Once your tank is set up, give the fish time to acclimate and get comfortable. Then, feed them plenty of live food. If everything goes according to plan, you should start to see the females get larger. You can sometimes see the green eggs through their bellies.
When this happens, monitor your fish closely. You must act fast, as banded tiger loaches will feed on the eggs and any fry that hatches. Keep an eye out on those floating plants. Eggs are usually laid on the underside of the plants.
The eggs will have a very vibrant green color to them, so they shouldn’t be too hard to spot. Plus, hundreds of eggs are laid at one time. Just look for large clumps of green. Once you see them, return your adult banded tiger loaches back to their regular tank.
Eggs only take 24 hours to hatch. Those tiny little fish fry will feed on the Infusoria that’s on your live plants. You can supplement that meal with freshly-hatched brine shrimp or crushed-up flake food. Make sure to feed the fry regularly to increase survival rates.
If you’re looking for a freshwater fish that is both beautiful and unique, the Banded Tiger Loach is a great option.
They’re not the easiest fish to care for, but they’re definitely not the hardest either. With a little bit of knowledge and commitment, you can successfully keep these fish healthy and happy.
They make a great addition to any community tank and will add a splash of color and personality.
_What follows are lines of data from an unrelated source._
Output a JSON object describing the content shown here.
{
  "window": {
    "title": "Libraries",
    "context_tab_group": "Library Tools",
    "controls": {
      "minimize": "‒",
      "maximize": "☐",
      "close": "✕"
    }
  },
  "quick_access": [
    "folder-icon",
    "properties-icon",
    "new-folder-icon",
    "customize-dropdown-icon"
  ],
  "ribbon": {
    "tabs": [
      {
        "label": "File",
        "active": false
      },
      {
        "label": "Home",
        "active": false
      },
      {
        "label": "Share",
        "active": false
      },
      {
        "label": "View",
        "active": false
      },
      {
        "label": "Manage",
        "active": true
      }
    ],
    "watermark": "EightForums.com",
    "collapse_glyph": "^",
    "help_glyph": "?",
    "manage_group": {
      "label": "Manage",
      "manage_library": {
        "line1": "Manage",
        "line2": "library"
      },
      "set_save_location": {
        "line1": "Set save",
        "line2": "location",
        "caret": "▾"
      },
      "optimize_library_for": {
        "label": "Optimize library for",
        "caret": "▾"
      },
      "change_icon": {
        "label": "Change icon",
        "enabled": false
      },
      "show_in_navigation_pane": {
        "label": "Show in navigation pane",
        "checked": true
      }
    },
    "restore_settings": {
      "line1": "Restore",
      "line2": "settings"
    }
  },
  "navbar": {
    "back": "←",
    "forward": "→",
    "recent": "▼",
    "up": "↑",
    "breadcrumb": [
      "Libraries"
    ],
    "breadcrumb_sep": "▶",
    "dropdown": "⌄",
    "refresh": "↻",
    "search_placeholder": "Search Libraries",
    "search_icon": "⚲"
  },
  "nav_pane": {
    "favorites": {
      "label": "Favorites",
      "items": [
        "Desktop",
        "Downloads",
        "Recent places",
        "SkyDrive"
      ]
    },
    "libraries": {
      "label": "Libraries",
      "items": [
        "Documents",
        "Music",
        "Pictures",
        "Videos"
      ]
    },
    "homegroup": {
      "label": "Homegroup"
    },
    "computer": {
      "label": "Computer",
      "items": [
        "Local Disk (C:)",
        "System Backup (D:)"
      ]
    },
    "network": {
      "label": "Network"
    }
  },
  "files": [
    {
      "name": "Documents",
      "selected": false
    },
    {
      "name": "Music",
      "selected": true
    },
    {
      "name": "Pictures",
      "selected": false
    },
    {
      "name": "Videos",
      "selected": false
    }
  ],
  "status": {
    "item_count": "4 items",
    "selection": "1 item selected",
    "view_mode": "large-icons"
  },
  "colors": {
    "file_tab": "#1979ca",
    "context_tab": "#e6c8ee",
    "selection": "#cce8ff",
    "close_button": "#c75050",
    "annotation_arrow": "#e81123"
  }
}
Overall, we think the Banded Tiger Loach is a great choice for any fish keeper!